- _Excerpts from an interface dataset_
Start of Block

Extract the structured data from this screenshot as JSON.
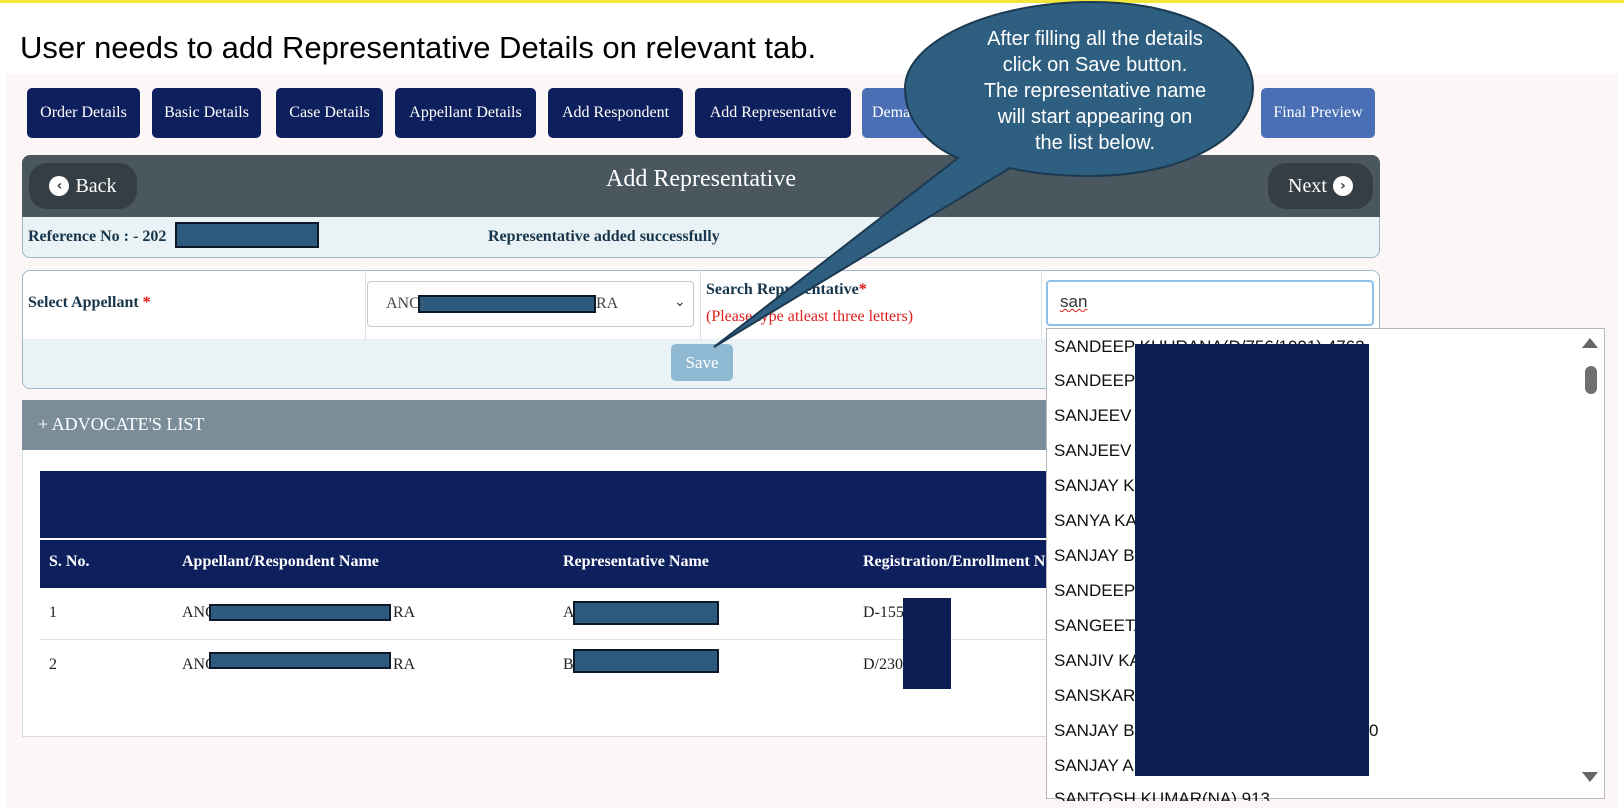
{
  "instruction": "User needs to add Representative Details on relevant tab.",
  "tabs": [
    {
      "label": "Order Details"
    },
    {
      "label": "Basic Details"
    },
    {
      "label": "Case Details"
    },
    {
      "label": "Appellant Details"
    },
    {
      "label": "Add Respondent"
    },
    {
      "label": "Add Representative"
    },
    {
      "label": "Dema"
    },
    {
      "label": "Final Preview"
    }
  ],
  "header": {
    "back_label": "Back",
    "title": "Add Representative",
    "next_label": "Next"
  },
  "reference": {
    "label": "Reference No : - 202",
    "message": "Representative added successfully"
  },
  "form": {
    "appellant_label": "Select Appellant",
    "required_mark": "*",
    "appellant_value_start": "ANC",
    "appellant_value_end": "RA",
    "search_label": "Search Representative",
    "search_hint": "(Please type atleast three letters)",
    "search_value": "san",
    "save_label": "Save"
  },
  "list": {
    "title": "+ ADVOCATE'S LIST",
    "columns": [
      "S. No.",
      "Appellant/Respondent Name",
      "Representative Name",
      "Registration/Enrollment N"
    ],
    "rows": [
      {
        "sno": "1",
        "name_start": "ANC",
        "name_end": "RA",
        "rep": "A",
        "reg": "D-155"
      },
      {
        "sno": "2",
        "name_start": "ANC",
        "name_end": "RA",
        "rep": "B",
        "reg": "D/230"
      }
    ]
  },
  "dropdown": {
    "items": [
      "SANDEEP KHURANA(D/756/1991) 4762",
      "SANDEEP",
      "SANJEEV",
      "SANJEEV",
      "SANJAY K",
      "SANYA KA",
      "SANJAY B",
      "SANDEEP",
      "SANGEETA",
      "SANJIV KA",
      "SANSKAR",
      "SANJAY B",
      "SANJAY A",
      "SANTOSH KUMAR(NA) 913"
    ],
    "trailing_text": "0"
  },
  "callout": {
    "lines": [
      "After filling all the details",
      "click on Save button.",
      "The representative name",
      "will start appearing on",
      "the list below."
    ],
    "fill": "#2f5f80"
  }
}
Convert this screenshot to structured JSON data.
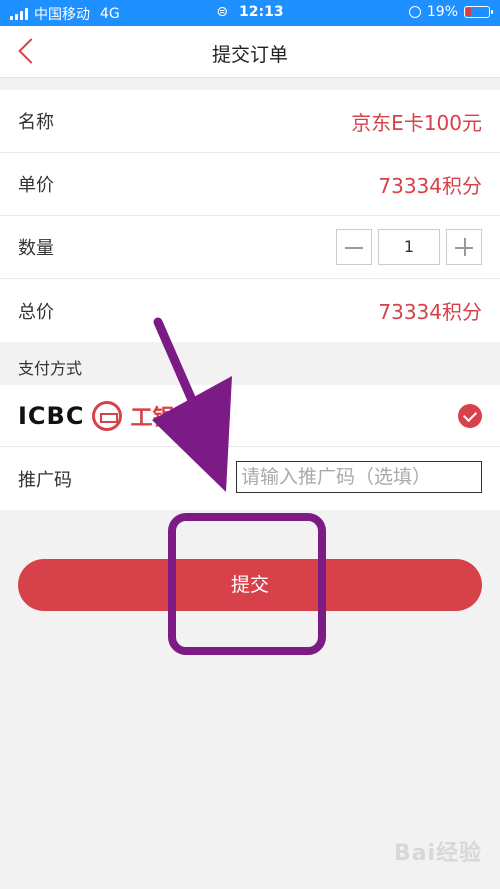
{
  "status_bar": {
    "carrier": "中国移动",
    "network": "4G",
    "time": "12:13",
    "battery": "19%",
    "battery_level": 0.19,
    "signal_bars": 4
  },
  "nav": {
    "title": "提交订单"
  },
  "order": {
    "name_label": "名称",
    "name_value": "京东E卡100元",
    "unit_price_label": "单价",
    "unit_price_value": "73334积分",
    "quantity_label": "数量",
    "quantity_value": "1",
    "total_label": "总价",
    "total_value": "73334积分"
  },
  "payment": {
    "section_title": "支付方式",
    "bank_logo_text": "ICBC",
    "bank_name_cn": "工银",
    "selected": true
  },
  "promo": {
    "label": "推广码",
    "placeholder": "请输入推广码（选填）"
  },
  "submit": {
    "label": "提交"
  },
  "annotations": {
    "color": "#7d1b86"
  },
  "watermark": "Bai经验"
}
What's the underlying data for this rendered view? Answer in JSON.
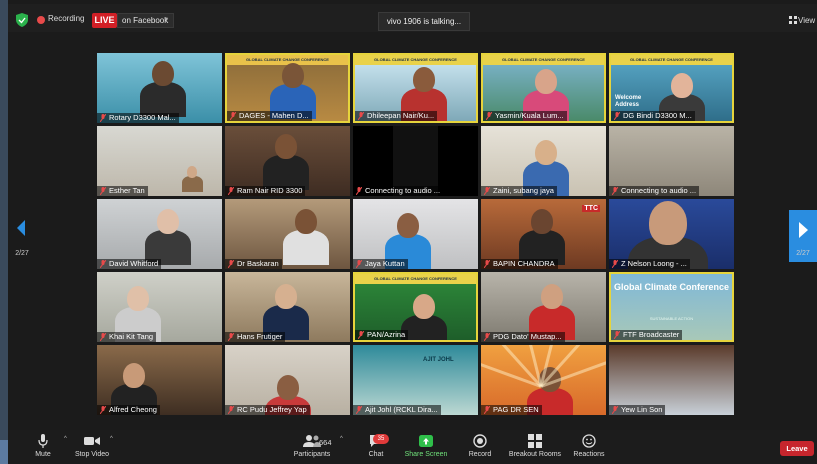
{
  "topbar": {
    "recording_label": "Recording",
    "live_label": "LIVE",
    "stream_target": "on Facebook",
    "talking": "vivo 1906 is talking...",
    "view_label": "View"
  },
  "participants": [
    {
      "name": "Rotary D3300 Mal...",
      "active": false
    },
    {
      "name": "DAGES - Mahen D...",
      "active": true
    },
    {
      "name": "Dhileepan Nair/Ku...",
      "active": true
    },
    {
      "name": "Yasmin/Kuala Lum...",
      "active": true
    },
    {
      "name": "DG Bindi D3300 M...",
      "active": true
    },
    {
      "name": "Esther Tan",
      "active": false
    },
    {
      "name": "Ram Nair RID 3300",
      "active": false
    },
    {
      "name": "Connecting to audio ...",
      "active": false
    },
    {
      "name": "Zaini, subang jaya",
      "active": false
    },
    {
      "name": "Connecting to audio ...",
      "active": false
    },
    {
      "name": "David Whitford",
      "active": false
    },
    {
      "name": "Dr Baskaran",
      "active": false
    },
    {
      "name": "Jaya Kuttan",
      "active": false
    },
    {
      "name": "BAPIN CHANDRA",
      "active": false
    },
    {
      "name": "Z Nelson Loong - ...",
      "active": false
    },
    {
      "name": "Khai Kit Tang",
      "active": false
    },
    {
      "name": "Hans Frutiger",
      "active": false
    },
    {
      "name": "PAN/Azrina",
      "active": true
    },
    {
      "name": "PDG Dato' Mustap...",
      "active": false
    },
    {
      "name": "FTF Broadcaster",
      "active": true
    },
    {
      "name": "Alfred Cheong",
      "active": false
    },
    {
      "name": "RC Pudu Jeffrey Yap",
      "active": false
    },
    {
      "name": "Ajit Johl (RCKL Dira...",
      "active": false
    },
    {
      "name": "PAG DR SEN",
      "active": false
    },
    {
      "name": "Yew Lin Son",
      "active": false
    }
  ],
  "tile_text": {
    "conference_banner": "GLOBAL CLIMATE CHANGE CONFERENCE",
    "welcome": "Welcome Address",
    "ftf_title": "Global Climate Conference",
    "ftf_sub": "SUSTAINABLE ACTION",
    "ajit_title": "AJIT JOHL",
    "ttc": "TTC"
  },
  "pagination": {
    "left_page": "2/27",
    "right_page": "2/27"
  },
  "toolbar": {
    "mute": "Mute",
    "stop_video": "Stop Video",
    "participants": "Participants",
    "participant_count": "664",
    "chat": "Chat",
    "chat_count": "35",
    "share_screen": "Share Screen",
    "record": "Record",
    "breakout_rooms": "Breakout Rooms",
    "reactions": "Reactions",
    "leave": "Leave"
  },
  "colors": {
    "active_border": "#e6d43c",
    "live": "#d11f26",
    "share_green": "#6fe07a",
    "nav_blue": "#2a8de0",
    "leave_red": "#c6262d"
  }
}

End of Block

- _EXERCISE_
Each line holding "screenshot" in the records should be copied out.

- _RESPONSE BELOW_
Extract the structured data from this screenshot as JSON.
Convert this screenshot to structured JSON data.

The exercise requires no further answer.